TASK REQUIREMENTS
Type out the whole listing again exactly, pictures omitted.

============================================================

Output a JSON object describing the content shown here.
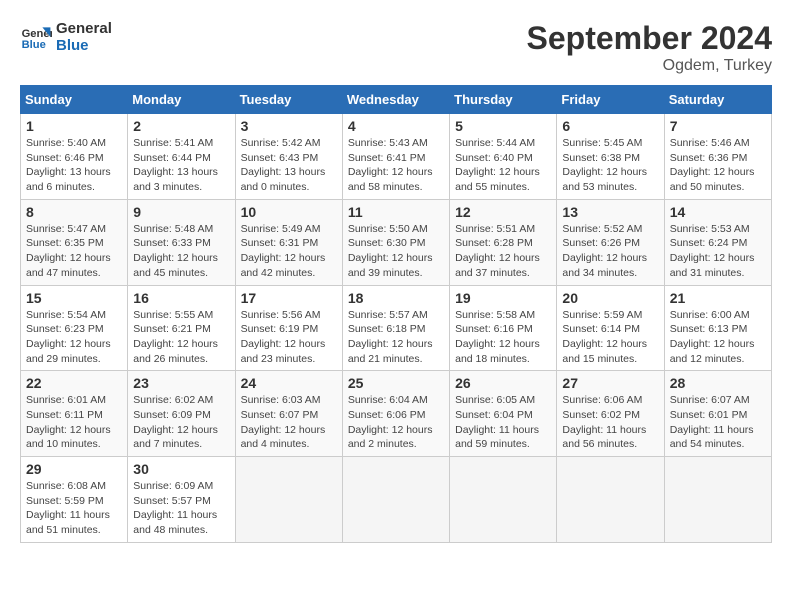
{
  "logo": {
    "line1": "General",
    "line2": "Blue"
  },
  "title": "September 2024",
  "location": "Ogdem, Turkey",
  "days_of_week": [
    "Sunday",
    "Monday",
    "Tuesday",
    "Wednesday",
    "Thursday",
    "Friday",
    "Saturday"
  ],
  "weeks": [
    [
      {
        "day": "1",
        "sunrise": "5:40 AM",
        "sunset": "6:46 PM",
        "daylight": "13 hours and 6 minutes."
      },
      {
        "day": "2",
        "sunrise": "5:41 AM",
        "sunset": "6:44 PM",
        "daylight": "13 hours and 3 minutes."
      },
      {
        "day": "3",
        "sunrise": "5:42 AM",
        "sunset": "6:43 PM",
        "daylight": "13 hours and 0 minutes."
      },
      {
        "day": "4",
        "sunrise": "5:43 AM",
        "sunset": "6:41 PM",
        "daylight": "12 hours and 58 minutes."
      },
      {
        "day": "5",
        "sunrise": "5:44 AM",
        "sunset": "6:40 PM",
        "daylight": "12 hours and 55 minutes."
      },
      {
        "day": "6",
        "sunrise": "5:45 AM",
        "sunset": "6:38 PM",
        "daylight": "12 hours and 53 minutes."
      },
      {
        "day": "7",
        "sunrise": "5:46 AM",
        "sunset": "6:36 PM",
        "daylight": "12 hours and 50 minutes."
      }
    ],
    [
      {
        "day": "8",
        "sunrise": "5:47 AM",
        "sunset": "6:35 PM",
        "daylight": "12 hours and 47 minutes."
      },
      {
        "day": "9",
        "sunrise": "5:48 AM",
        "sunset": "6:33 PM",
        "daylight": "12 hours and 45 minutes."
      },
      {
        "day": "10",
        "sunrise": "5:49 AM",
        "sunset": "6:31 PM",
        "daylight": "12 hours and 42 minutes."
      },
      {
        "day": "11",
        "sunrise": "5:50 AM",
        "sunset": "6:30 PM",
        "daylight": "12 hours and 39 minutes."
      },
      {
        "day": "12",
        "sunrise": "5:51 AM",
        "sunset": "6:28 PM",
        "daylight": "12 hours and 37 minutes."
      },
      {
        "day": "13",
        "sunrise": "5:52 AM",
        "sunset": "6:26 PM",
        "daylight": "12 hours and 34 minutes."
      },
      {
        "day": "14",
        "sunrise": "5:53 AM",
        "sunset": "6:24 PM",
        "daylight": "12 hours and 31 minutes."
      }
    ],
    [
      {
        "day": "15",
        "sunrise": "5:54 AM",
        "sunset": "6:23 PM",
        "daylight": "12 hours and 29 minutes."
      },
      {
        "day": "16",
        "sunrise": "5:55 AM",
        "sunset": "6:21 PM",
        "daylight": "12 hours and 26 minutes."
      },
      {
        "day": "17",
        "sunrise": "5:56 AM",
        "sunset": "6:19 PM",
        "daylight": "12 hours and 23 minutes."
      },
      {
        "day": "18",
        "sunrise": "5:57 AM",
        "sunset": "6:18 PM",
        "daylight": "12 hours and 21 minutes."
      },
      {
        "day": "19",
        "sunrise": "5:58 AM",
        "sunset": "6:16 PM",
        "daylight": "12 hours and 18 minutes."
      },
      {
        "day": "20",
        "sunrise": "5:59 AM",
        "sunset": "6:14 PM",
        "daylight": "12 hours and 15 minutes."
      },
      {
        "day": "21",
        "sunrise": "6:00 AM",
        "sunset": "6:13 PM",
        "daylight": "12 hours and 12 minutes."
      }
    ],
    [
      {
        "day": "22",
        "sunrise": "6:01 AM",
        "sunset": "6:11 PM",
        "daylight": "12 hours and 10 minutes."
      },
      {
        "day": "23",
        "sunrise": "6:02 AM",
        "sunset": "6:09 PM",
        "daylight": "12 hours and 7 minutes."
      },
      {
        "day": "24",
        "sunrise": "6:03 AM",
        "sunset": "6:07 PM",
        "daylight": "12 hours and 4 minutes."
      },
      {
        "day": "25",
        "sunrise": "6:04 AM",
        "sunset": "6:06 PM",
        "daylight": "12 hours and 2 minutes."
      },
      {
        "day": "26",
        "sunrise": "6:05 AM",
        "sunset": "6:04 PM",
        "daylight": "11 hours and 59 minutes."
      },
      {
        "day": "27",
        "sunrise": "6:06 AM",
        "sunset": "6:02 PM",
        "daylight": "11 hours and 56 minutes."
      },
      {
        "day": "28",
        "sunrise": "6:07 AM",
        "sunset": "6:01 PM",
        "daylight": "11 hours and 54 minutes."
      }
    ],
    [
      {
        "day": "29",
        "sunrise": "6:08 AM",
        "sunset": "5:59 PM",
        "daylight": "11 hours and 51 minutes."
      },
      {
        "day": "30",
        "sunrise": "6:09 AM",
        "sunset": "5:57 PM",
        "daylight": "11 hours and 48 minutes."
      },
      null,
      null,
      null,
      null,
      null
    ]
  ]
}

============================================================

EXPECTED ANSWER
Output a JSON object describing the content shown here.
{
  "logo": {
    "line1": "General",
    "line2": "Blue"
  },
  "title": "September 2024",
  "location": "Ogdem, Turkey",
  "days_of_week": [
    "Sunday",
    "Monday",
    "Tuesday",
    "Wednesday",
    "Thursday",
    "Friday",
    "Saturday"
  ],
  "weeks": [
    [
      {
        "day": "1",
        "sunrise": "5:40 AM",
        "sunset": "6:46 PM",
        "daylight": "13 hours and 6 minutes."
      },
      {
        "day": "2",
        "sunrise": "5:41 AM",
        "sunset": "6:44 PM",
        "daylight": "13 hours and 3 minutes."
      },
      {
        "day": "3",
        "sunrise": "5:42 AM",
        "sunset": "6:43 PM",
        "daylight": "13 hours and 0 minutes."
      },
      {
        "day": "4",
        "sunrise": "5:43 AM",
        "sunset": "6:41 PM",
        "daylight": "12 hours and 58 minutes."
      },
      {
        "day": "5",
        "sunrise": "5:44 AM",
        "sunset": "6:40 PM",
        "daylight": "12 hours and 55 minutes."
      },
      {
        "day": "6",
        "sunrise": "5:45 AM",
        "sunset": "6:38 PM",
        "daylight": "12 hours and 53 minutes."
      },
      {
        "day": "7",
        "sunrise": "5:46 AM",
        "sunset": "6:36 PM",
        "daylight": "12 hours and 50 minutes."
      }
    ],
    [
      {
        "day": "8",
        "sunrise": "5:47 AM",
        "sunset": "6:35 PM",
        "daylight": "12 hours and 47 minutes."
      },
      {
        "day": "9",
        "sunrise": "5:48 AM",
        "sunset": "6:33 PM",
        "daylight": "12 hours and 45 minutes."
      },
      {
        "day": "10",
        "sunrise": "5:49 AM",
        "sunset": "6:31 PM",
        "daylight": "12 hours and 42 minutes."
      },
      {
        "day": "11",
        "sunrise": "5:50 AM",
        "sunset": "6:30 PM",
        "daylight": "12 hours and 39 minutes."
      },
      {
        "day": "12",
        "sunrise": "5:51 AM",
        "sunset": "6:28 PM",
        "daylight": "12 hours and 37 minutes."
      },
      {
        "day": "13",
        "sunrise": "5:52 AM",
        "sunset": "6:26 PM",
        "daylight": "12 hours and 34 minutes."
      },
      {
        "day": "14",
        "sunrise": "5:53 AM",
        "sunset": "6:24 PM",
        "daylight": "12 hours and 31 minutes."
      }
    ],
    [
      {
        "day": "15",
        "sunrise": "5:54 AM",
        "sunset": "6:23 PM",
        "daylight": "12 hours and 29 minutes."
      },
      {
        "day": "16",
        "sunrise": "5:55 AM",
        "sunset": "6:21 PM",
        "daylight": "12 hours and 26 minutes."
      },
      {
        "day": "17",
        "sunrise": "5:56 AM",
        "sunset": "6:19 PM",
        "daylight": "12 hours and 23 minutes."
      },
      {
        "day": "18",
        "sunrise": "5:57 AM",
        "sunset": "6:18 PM",
        "daylight": "12 hours and 21 minutes."
      },
      {
        "day": "19",
        "sunrise": "5:58 AM",
        "sunset": "6:16 PM",
        "daylight": "12 hours and 18 minutes."
      },
      {
        "day": "20",
        "sunrise": "5:59 AM",
        "sunset": "6:14 PM",
        "daylight": "12 hours and 15 minutes."
      },
      {
        "day": "21",
        "sunrise": "6:00 AM",
        "sunset": "6:13 PM",
        "daylight": "12 hours and 12 minutes."
      }
    ],
    [
      {
        "day": "22",
        "sunrise": "6:01 AM",
        "sunset": "6:11 PM",
        "daylight": "12 hours and 10 minutes."
      },
      {
        "day": "23",
        "sunrise": "6:02 AM",
        "sunset": "6:09 PM",
        "daylight": "12 hours and 7 minutes."
      },
      {
        "day": "24",
        "sunrise": "6:03 AM",
        "sunset": "6:07 PM",
        "daylight": "12 hours and 4 minutes."
      },
      {
        "day": "25",
        "sunrise": "6:04 AM",
        "sunset": "6:06 PM",
        "daylight": "12 hours and 2 minutes."
      },
      {
        "day": "26",
        "sunrise": "6:05 AM",
        "sunset": "6:04 PM",
        "daylight": "11 hours and 59 minutes."
      },
      {
        "day": "27",
        "sunrise": "6:06 AM",
        "sunset": "6:02 PM",
        "daylight": "11 hours and 56 minutes."
      },
      {
        "day": "28",
        "sunrise": "6:07 AM",
        "sunset": "6:01 PM",
        "daylight": "11 hours and 54 minutes."
      }
    ],
    [
      {
        "day": "29",
        "sunrise": "6:08 AM",
        "sunset": "5:59 PM",
        "daylight": "11 hours and 51 minutes."
      },
      {
        "day": "30",
        "sunrise": "6:09 AM",
        "sunset": "5:57 PM",
        "daylight": "11 hours and 48 minutes."
      },
      null,
      null,
      null,
      null,
      null
    ]
  ]
}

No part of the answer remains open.